Perspective: What's A 'Full-Blooded American?'
Like many Americans, I recently completed the 2020 Census online. I was prepared to engage in an act of civil disobedience -- refusing to answer any question about citizenship. Thankfully, I didn't need to.
But one question did catch my eye. I knew there would be a question about race, but it also asked about my origins. I was tempted to answer, "An American bedroom in an American city in an American state." But then I thought, "What if it wasn't the bedroom?" So, not wishing to tempt the ire of the Census Bureau, I dutifully told them what I knew about my own ethnic heritage.
My concern about the question was prompted by a comment I overheard recently. A man had visited a government office and later said, "Hardly anyone in the waiting room looked like a full-blooded American."
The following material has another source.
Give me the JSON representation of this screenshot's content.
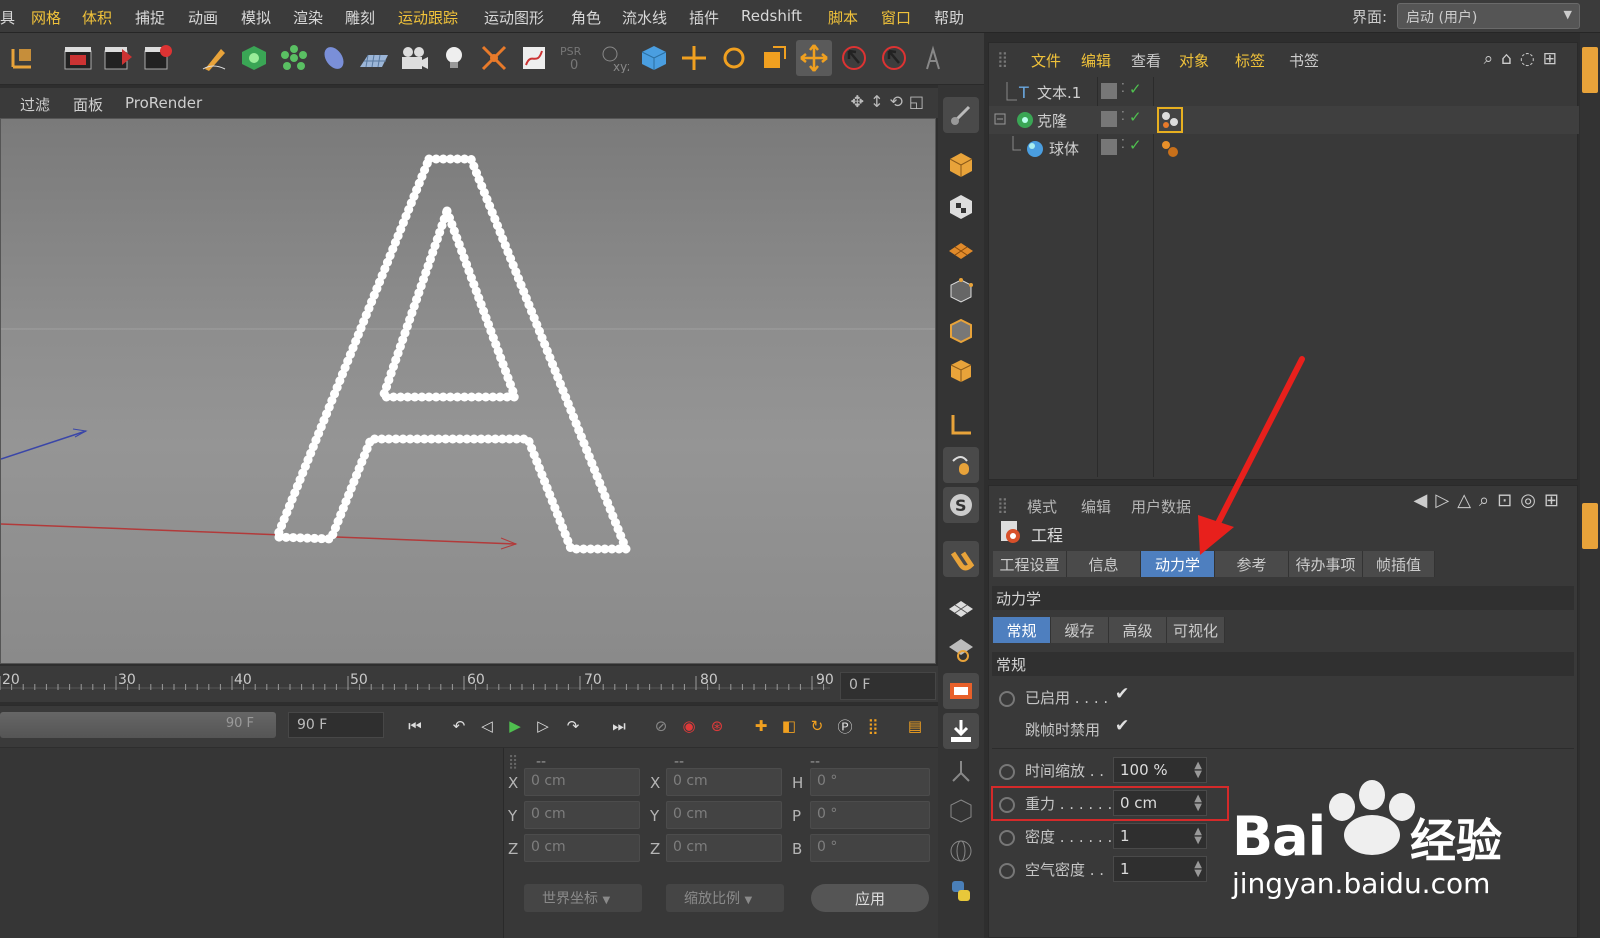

I have known a number of immigrants, who took the Oath of Allegiance to the United States, and in my mind they are as "full-blooded" an American as I am. Thomas Jefferson envisioned a country based not on genetics but on the acceptance of the American idea. That idea, based on a belief in equality and constitutional government, is what makes us Americans.
I'm Jim Kline, and that is my Perspective.